Data to use:

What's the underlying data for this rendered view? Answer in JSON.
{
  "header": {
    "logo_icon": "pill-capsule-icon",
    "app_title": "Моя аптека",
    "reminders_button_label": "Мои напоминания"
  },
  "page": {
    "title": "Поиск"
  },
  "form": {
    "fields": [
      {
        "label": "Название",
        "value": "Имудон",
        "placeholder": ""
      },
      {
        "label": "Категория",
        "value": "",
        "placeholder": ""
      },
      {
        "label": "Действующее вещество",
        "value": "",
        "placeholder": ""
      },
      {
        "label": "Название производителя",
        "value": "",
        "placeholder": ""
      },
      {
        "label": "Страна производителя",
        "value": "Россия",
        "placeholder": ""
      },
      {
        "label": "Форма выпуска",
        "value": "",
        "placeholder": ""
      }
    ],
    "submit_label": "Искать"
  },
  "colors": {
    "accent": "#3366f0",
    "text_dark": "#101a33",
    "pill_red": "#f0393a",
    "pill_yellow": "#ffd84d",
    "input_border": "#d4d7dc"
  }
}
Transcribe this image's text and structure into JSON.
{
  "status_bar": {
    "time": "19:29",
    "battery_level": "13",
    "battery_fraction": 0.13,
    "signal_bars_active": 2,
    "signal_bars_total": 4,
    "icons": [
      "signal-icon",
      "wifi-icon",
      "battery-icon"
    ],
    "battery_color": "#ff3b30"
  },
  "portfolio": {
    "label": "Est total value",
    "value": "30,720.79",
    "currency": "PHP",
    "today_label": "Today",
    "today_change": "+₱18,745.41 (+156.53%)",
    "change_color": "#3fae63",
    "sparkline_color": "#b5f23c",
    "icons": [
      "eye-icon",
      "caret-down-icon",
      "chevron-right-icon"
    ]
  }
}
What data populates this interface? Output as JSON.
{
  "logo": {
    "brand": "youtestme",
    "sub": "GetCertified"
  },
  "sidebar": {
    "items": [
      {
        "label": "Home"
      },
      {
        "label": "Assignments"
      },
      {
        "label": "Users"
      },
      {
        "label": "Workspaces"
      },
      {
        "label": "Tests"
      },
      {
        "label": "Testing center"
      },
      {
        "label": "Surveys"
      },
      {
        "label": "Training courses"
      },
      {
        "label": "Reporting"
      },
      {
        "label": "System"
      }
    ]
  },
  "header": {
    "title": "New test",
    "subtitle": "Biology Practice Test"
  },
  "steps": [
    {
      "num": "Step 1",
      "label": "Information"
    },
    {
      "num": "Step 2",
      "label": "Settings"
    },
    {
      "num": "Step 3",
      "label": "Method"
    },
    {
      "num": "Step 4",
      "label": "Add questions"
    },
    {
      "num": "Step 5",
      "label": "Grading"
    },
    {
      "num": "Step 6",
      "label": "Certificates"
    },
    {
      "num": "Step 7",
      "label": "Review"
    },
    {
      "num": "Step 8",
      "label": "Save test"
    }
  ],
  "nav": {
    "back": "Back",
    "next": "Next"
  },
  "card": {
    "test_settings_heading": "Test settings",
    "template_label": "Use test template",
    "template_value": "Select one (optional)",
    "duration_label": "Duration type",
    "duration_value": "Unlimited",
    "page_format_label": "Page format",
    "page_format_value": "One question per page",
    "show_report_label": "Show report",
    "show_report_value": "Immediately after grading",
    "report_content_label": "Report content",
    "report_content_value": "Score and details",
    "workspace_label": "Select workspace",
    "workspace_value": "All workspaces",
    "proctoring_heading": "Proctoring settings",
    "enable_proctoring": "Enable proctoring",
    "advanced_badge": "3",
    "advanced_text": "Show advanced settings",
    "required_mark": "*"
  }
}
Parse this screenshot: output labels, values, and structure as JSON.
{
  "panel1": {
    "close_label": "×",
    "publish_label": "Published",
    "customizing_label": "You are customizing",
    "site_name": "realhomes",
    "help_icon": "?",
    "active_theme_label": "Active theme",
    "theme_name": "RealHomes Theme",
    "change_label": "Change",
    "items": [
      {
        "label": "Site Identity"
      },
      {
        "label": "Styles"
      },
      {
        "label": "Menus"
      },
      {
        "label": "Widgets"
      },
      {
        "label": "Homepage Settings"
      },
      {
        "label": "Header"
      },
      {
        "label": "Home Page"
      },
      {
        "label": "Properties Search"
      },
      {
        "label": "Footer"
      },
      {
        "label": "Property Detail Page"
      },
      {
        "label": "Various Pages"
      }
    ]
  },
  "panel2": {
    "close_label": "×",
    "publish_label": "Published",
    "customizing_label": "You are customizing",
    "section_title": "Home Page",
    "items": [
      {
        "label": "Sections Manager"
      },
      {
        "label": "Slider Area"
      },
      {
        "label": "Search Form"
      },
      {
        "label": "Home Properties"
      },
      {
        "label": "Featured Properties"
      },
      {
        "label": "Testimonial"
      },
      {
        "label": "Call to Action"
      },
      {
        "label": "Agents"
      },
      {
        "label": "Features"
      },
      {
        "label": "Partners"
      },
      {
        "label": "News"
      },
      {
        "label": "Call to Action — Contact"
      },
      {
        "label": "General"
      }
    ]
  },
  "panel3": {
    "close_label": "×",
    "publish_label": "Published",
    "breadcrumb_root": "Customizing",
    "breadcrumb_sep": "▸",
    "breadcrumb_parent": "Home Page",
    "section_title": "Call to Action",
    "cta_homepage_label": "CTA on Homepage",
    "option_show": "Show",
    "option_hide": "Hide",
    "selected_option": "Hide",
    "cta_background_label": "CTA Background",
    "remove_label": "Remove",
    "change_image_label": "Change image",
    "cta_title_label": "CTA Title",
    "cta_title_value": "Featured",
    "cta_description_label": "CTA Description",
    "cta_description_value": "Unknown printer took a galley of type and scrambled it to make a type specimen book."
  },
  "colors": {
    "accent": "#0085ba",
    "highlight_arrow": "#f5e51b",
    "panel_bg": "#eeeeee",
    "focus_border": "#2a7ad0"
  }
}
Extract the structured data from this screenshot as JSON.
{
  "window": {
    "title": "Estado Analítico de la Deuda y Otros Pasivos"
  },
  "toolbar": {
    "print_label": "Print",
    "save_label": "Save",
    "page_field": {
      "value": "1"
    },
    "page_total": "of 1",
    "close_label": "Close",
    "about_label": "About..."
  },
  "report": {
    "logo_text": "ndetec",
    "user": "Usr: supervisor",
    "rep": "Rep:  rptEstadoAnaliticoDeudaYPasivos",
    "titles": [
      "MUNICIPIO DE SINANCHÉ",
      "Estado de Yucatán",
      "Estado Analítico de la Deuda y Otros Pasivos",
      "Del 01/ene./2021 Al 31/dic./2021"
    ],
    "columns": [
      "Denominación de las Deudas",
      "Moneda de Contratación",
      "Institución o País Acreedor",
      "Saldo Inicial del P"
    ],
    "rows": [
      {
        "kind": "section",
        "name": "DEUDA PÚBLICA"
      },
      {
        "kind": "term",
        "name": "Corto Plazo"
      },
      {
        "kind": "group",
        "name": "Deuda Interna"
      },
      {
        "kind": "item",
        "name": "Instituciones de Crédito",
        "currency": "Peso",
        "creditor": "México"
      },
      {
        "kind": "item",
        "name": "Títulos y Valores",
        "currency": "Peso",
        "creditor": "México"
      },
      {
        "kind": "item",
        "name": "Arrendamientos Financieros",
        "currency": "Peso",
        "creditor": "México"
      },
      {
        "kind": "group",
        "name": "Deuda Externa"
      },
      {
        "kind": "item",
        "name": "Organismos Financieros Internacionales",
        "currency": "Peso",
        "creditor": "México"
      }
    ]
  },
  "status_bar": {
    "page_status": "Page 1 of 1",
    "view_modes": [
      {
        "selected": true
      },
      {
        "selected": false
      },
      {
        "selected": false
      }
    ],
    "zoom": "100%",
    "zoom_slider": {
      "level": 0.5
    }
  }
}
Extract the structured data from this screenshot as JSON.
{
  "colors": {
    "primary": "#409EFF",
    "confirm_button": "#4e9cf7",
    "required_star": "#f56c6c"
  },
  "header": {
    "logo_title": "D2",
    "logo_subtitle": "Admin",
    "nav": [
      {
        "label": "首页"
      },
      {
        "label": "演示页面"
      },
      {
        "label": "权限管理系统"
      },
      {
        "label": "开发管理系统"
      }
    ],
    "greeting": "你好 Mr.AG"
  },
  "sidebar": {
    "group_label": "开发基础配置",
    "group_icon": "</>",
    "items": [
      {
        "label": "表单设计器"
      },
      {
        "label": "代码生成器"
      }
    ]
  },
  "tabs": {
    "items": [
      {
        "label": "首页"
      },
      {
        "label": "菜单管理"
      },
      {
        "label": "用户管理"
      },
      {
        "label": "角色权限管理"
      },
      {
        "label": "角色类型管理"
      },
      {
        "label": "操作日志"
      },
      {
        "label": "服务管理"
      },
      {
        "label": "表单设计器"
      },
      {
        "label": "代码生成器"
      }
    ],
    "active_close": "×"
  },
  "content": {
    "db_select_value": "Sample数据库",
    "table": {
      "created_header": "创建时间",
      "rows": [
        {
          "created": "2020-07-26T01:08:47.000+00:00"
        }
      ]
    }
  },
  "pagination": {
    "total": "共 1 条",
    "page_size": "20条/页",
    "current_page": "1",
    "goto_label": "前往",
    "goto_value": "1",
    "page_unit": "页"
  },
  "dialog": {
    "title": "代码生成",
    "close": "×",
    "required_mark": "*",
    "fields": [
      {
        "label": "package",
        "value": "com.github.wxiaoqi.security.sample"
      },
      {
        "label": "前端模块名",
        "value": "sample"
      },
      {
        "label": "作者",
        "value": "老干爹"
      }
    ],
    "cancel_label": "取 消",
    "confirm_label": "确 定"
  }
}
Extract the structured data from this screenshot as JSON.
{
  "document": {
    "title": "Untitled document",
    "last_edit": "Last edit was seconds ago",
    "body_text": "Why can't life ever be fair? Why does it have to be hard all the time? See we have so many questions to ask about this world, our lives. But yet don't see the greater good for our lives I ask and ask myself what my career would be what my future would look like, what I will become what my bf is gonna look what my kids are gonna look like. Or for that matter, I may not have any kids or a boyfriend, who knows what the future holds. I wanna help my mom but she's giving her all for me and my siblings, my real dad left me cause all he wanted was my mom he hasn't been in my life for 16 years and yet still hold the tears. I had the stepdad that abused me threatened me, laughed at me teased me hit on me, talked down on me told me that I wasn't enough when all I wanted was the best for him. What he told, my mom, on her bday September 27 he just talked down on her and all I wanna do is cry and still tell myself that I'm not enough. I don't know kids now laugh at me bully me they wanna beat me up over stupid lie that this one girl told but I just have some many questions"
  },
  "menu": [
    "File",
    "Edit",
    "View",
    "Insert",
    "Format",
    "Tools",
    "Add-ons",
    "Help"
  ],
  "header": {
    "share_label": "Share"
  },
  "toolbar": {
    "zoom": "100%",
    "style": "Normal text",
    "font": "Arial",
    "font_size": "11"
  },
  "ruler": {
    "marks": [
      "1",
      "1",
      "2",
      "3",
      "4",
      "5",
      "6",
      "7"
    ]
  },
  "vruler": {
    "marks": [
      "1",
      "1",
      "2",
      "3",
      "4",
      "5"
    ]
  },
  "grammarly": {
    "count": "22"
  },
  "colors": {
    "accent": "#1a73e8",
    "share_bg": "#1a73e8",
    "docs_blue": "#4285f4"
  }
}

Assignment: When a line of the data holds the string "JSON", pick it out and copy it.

Response area:
What's the underlying data for this rendered view? Answer in JSON.
Transcribe this image's text and structure into JSON.
What data populates this interface? Output as JSON.
Parse this screenshot: output labels, values, and structure as JSON.
Extract the structured data from this screenshot as JSON.
Extract the structured data from this screenshot as JSON.
Extract the structured data from this screenshot as JSON.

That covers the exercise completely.